9OYS Border Watch
Cleaning up the border: The messy side of illegal immigration
At least once a year Arizona's Game and Fish Department takes spring cleaning to a whole new level. Crews are dispatched to remote areas along the border to pick up garbage. Often times, crews are surprised with what they find. Video by kgun9.comvideo
From the air, pristine Arizona desert suddenly looks like a landfill, as trash discarded by illegal immigrants dot hillsides.
Volunteers filled bag after bag of garbage left behind by border-crossers, mainly empty water bottles, food packages, and old clothing.
AMADO, Ariz (KGUN9-TV) - Several dozen volunteers gathered an estimated 10 tons of trash and debris from just a few acres of a remote area near Green Valley over the weekend, in a state-sponsored annual cleanup of trash left mostly by illegal immigrants.
Arizona's Game and Fish Department conducts the spring cleaning campaign each year. Crews are surprised at what they find.
"There was socks, hats, backpacks, pants, even anti-perspirant, that really surprised me," James Mattioda said.
Saturday's cleanup effort was Mattioda's first. Alongside 40-50 volunteers hiked up the remote, rocky stretch of terrain near Amado. It's a rough walk, tough to do all on foot. It's even a bumpy ride for the sturdiest of vehicles. When Mattioda finally arrived at Lobo Peak, he was shocked at what he saw.

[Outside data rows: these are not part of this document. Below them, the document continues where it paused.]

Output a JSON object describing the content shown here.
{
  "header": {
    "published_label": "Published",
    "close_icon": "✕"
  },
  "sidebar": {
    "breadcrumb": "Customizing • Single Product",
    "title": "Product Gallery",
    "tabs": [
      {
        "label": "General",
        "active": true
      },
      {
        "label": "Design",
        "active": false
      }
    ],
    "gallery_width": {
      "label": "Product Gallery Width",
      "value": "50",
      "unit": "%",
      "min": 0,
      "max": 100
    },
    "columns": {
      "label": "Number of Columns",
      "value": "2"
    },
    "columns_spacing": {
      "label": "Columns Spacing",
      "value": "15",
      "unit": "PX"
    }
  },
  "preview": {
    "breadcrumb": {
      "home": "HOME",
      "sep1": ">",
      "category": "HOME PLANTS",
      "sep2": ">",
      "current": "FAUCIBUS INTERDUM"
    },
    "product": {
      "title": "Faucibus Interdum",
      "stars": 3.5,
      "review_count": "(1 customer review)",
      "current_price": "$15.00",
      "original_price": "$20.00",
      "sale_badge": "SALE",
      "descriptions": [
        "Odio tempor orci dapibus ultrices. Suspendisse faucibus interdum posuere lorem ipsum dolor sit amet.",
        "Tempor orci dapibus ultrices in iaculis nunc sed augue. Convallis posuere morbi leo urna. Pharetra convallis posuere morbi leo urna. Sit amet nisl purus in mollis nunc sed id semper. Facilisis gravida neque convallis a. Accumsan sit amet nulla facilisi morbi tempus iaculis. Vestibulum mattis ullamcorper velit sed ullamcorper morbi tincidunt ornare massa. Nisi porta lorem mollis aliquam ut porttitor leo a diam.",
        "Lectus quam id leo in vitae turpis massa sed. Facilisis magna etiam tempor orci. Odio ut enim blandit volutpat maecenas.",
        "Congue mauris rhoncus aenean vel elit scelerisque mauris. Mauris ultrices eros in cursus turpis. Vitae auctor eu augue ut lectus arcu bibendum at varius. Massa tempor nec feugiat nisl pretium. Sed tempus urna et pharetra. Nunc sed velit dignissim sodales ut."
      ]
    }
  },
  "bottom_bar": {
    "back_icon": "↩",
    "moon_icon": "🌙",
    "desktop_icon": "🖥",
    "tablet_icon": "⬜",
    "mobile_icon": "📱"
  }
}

"I didn't understand the scale until I saw it," Mattioda said. "The whole path was littered with backpacks or water bottles. It was huge."
Crews collected bag after bag of garbage, trash left behind in the desert by illegal immigrants.
"This is where the traffic is," Arizona Game and Fish spokesperson Mark Hart said. "The people who left all this trash were probably picked up in this area and taken to Tucson or Phoenix."
Hart tells 9OYS all the trash collected helps shine a new light on the immigration debate.
"It's easy to talk about numbers," Hart said. "But when you see the volume of human beings out there, it really hits home."
9OYS reporter Marcelino Benito saw truck after truck come down the ridge loaded with bags full of debris. It's debris that used to litter the landscape and cause major problems for Arizona wildlife.
"It's hard on pasture land," Hart said. "We're really concerned about all the plastics and even the personal hygiene items."
Arizona Game and Fish officials tell 9OYS they collected close to 10 tons in one day's work. If you missed today's cleanup, crews will be out in the same area tomorrow. Contact Wildlife Manager Karen Klima to RSVP.